Carmilla (In Development)
Opera in Two Acts
Music by Robert Paterson • Libretto by John de los Santos
Libretto by John de los Santos • Based on the gothic novella of the same name by Joseph Sheridan Le Fanu.
Instrumentation: 3[1..2/pic.3/pic] 3[1.2.3/Eh] 3[1.2.3/bcl] 3[1.2.3/cbn] — 4 3 3 1 — tmp+3 — hp — pf/cel — str
perc: chimes, xyl, vib, glock, crot (high and low), bd, sd, 4tomtoms, tamtam, cym, marktree, belltree, 2sus cym, tri, tambourine, flexatone, castanets, ratchet
Publisher: Bill Holab Music

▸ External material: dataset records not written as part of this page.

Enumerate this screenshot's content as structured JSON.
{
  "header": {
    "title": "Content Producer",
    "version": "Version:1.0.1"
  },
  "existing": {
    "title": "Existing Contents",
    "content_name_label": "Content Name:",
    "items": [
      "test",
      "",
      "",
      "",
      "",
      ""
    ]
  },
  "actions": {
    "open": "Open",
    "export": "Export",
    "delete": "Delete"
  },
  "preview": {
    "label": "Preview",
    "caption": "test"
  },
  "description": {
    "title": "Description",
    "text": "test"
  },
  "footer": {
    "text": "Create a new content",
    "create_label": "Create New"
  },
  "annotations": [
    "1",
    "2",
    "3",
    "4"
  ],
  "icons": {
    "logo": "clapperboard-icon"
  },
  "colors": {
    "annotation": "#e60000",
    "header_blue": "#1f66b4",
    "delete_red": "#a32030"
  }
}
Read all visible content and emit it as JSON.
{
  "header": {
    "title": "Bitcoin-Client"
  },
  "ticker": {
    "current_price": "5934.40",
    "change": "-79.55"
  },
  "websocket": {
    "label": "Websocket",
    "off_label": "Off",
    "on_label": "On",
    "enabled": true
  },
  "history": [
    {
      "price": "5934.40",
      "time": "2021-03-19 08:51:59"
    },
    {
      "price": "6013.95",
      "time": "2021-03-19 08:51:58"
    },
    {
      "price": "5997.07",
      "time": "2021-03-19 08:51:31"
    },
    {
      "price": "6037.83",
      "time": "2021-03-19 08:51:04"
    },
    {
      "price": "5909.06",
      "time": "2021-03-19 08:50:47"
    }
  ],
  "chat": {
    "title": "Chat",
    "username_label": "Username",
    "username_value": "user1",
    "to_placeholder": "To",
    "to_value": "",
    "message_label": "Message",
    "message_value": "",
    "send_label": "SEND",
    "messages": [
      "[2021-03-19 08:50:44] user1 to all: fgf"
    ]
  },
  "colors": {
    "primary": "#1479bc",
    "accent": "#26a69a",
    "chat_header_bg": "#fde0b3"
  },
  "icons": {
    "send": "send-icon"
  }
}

Inspired by Sheridan Le Fanu's novella (which predates Bram Stoker's Dracula), Carmilla tells of a precocious young woman named Laura Torehaven, who lives with her widowed mother. Though intended to wed the strapping son of their neighbors, Laura yearns for more in life and love. One evening a coach crashes outside the house and a strange woman named Carmilla is found inside and given refuge in the Torehaven house. Laura finds herself drawn to Carmilla's strange beauty and worldly knowledge, despite a series of nightmares and violent deaths that plague the surrounding village in the following days. Laura willfully relents to Carmilla's charms and comes to know her heart's true nature. A good friend of Laura's mother, Dr. Suero, suspects that Carmilla is a centuries-old mullo (the Romani word for vampire). As Laura grows more and more sick, she refuses to marry her intended or undergo any treatment to cure her. Carmilla seduces Dr. Suero one night, and then murders him. Unable to conceal her identity any longer, Carmilla begs Laura to join her for eternity. Torn by her love, Laura kills Carmilla to stop the cycle of death. In an epilogue, we see that Laura's neighbor has married another and Laura has inherited her family's fortune. She is a free and independent woman, forever stamped by the kiss of her true love, Carmilla.
– John de Los Santos